Hi Dave, During the 59 years I've been shooting more than snapshots I've probably had at least thirty or forty cameras. In Korea I bought three that I can think of. In Thailand I bought and traded a couple. In Vietnam I was playing poker just about every evening and consequently was able to buy, sell and trade cameras all over the place. During that period I even had an Olympus Pen, the first half-frame camera, and similar to the E-P1 Pen I carry on the street a lot nowadays with a 25 mm Summilux on it. When I left Vietnam I was down to one Canon 7, an excellent Leica knockoff with a 50mm f/1.2 lens. Back in the States in the sixties I traded the Canon for a Leica M4, bought a Leica M2 and a IIIf, with its f/35 collapsible Summicron. I also bought a Rollei and a half-trashed Speed Graphic that I stripped down and turned into a 4 x 5 view camera. Since the beginning of digital I've had 8 different cameras of which I still have three: the E-P1, a D2X, and my favorite D3. The D800E isn't going to replace anything.
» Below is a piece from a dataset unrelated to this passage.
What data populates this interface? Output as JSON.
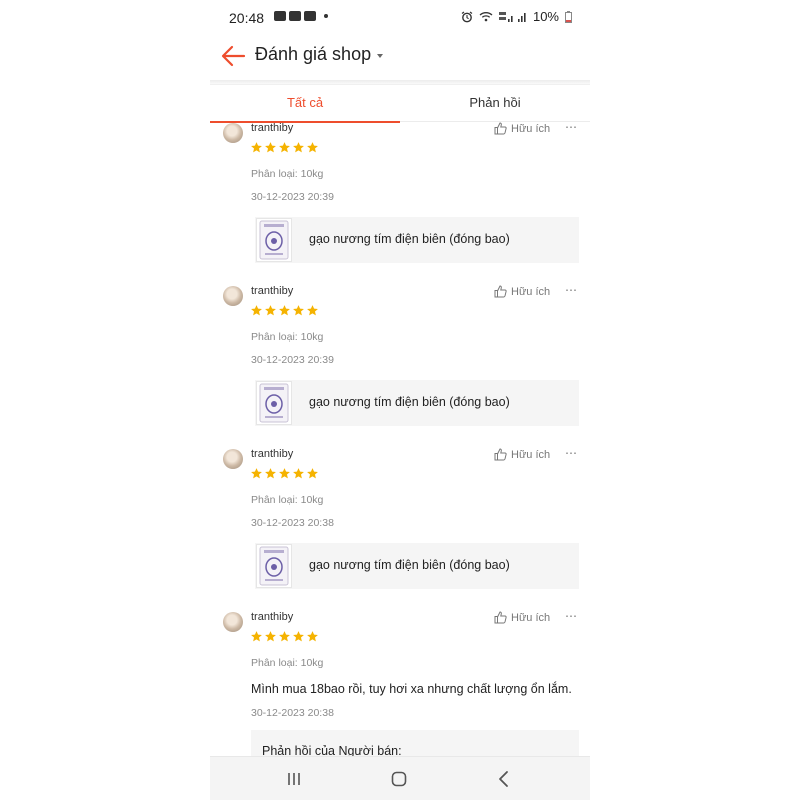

I may sell the D2X, but the D3 still will be my main machine. I intend the D800E to be specifically for two things: landscape and  what I'll call wabi sabi: dying prairie towns and deserted ranches and goldmines.

I know Canon tends to change things from camera to camera, its lens-mount change being the prime offender, but Nikon doesn't do that. I have a PDF copy of the D800 manual, and everything's right where it should be. The feeling's going to be a bit different from the D3, but the external controls haven't moved much at all.
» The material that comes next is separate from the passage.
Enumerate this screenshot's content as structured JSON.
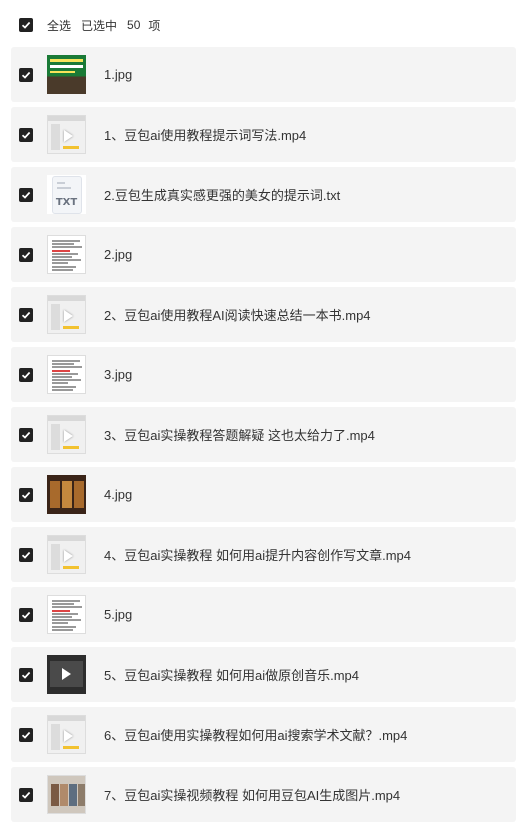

You're right, new equipment often is underwhelming, but the D3 with its then incredible ISO ranges wasn't at all underwhelming. With a 50mm f/1.4 on that camera I still can walk St. George Street at night in St. Augustine and shoot black cats along the way without a flash. The D800E is going to live on a sturdy carbon fiber tripod, drive set to mirror-up, and the ten-pin cable release glued to it. From your fine work it's clear you understand all that. For anything else the D3 comes out.
Logged

popnfresh
Guest
« Reply #16 on: June 14, 2012, 06:15:57 PM »
ReplyReply

Russ, I love that Penny Arcade cover shot.
Logged
Dave (Isle of Skye)
Sr. Member
****
Offline Offline

Posts: 1032


Don't mistake lack of talent for genius.


WWW
« Reply #17 on: June 14, 2012, 06:43:06 PM »
ReplyReply

The D800E is going to live on a sturdy carbon fiber tripod, drive set to mirror-up, and the ten-pin cable release glued to it.

If you haven't already got that sturdy carbon fibre tripod yet and are looking for what to buy, may I suggest and highly recommend the Gitzo GT3542XLS.

A couple of years ago I decided that once and for all I would buy what is arguably the best tripod available on the planet, so I dug deep and blew quite a large wedge on a Gitzo GT3541XLS (now superseded by the GT3542XLS). It is a huge beastie, no centre column, but fully extended I can walk under it and essential for those times when you need to get that little bit higher by standing on a rock, or standing on the side of a steep hill etc. It is fairly heavy even for carbon fibre but absolutely rock solid. I also added the Acratech GV2 Ball head, which I also believe is the best ball head on the planet. A lot of money for this setup I know, but with the D800E being to all intents and purposes a medium format camera, I think for you to get the maximum quality out of that resolution, you will certainly need something like that.

I am getting exited for you now Grin

Dave - and thanks for the comment.
Logged

Photography Tuition holidays on the Misty Isle of Skye
http://www.photography.info
Slobodan Blagojevic
Sr. Member
****
Offline Offline

Posts: 5946


When everybody thinks the same... nobody thinks.


WWW
« Reply #18 on: June 15, 2012, 12:02:54 AM »
ReplyReply

This is what I would have done (and probably Gene Smith too):
« Last Edit: June 15, 2012, 01:07:35 PM by Slobodan Blagojevic » Logged

Slobodan

Flickr
500px
Rob C
Sr. Member
****
Offline Offline

Posts: 12213


« Reply #19 on: June 15, 2012, 04:22:58 AM »
ReplyReply

What I'm ankle deep in is NOT clay.


Aye, Chuck, some have it harder than others.

Rob C
Logged

Pages: [1] 2 »   Top of Page
Print
Jump to:  

Ad
Ad
Ad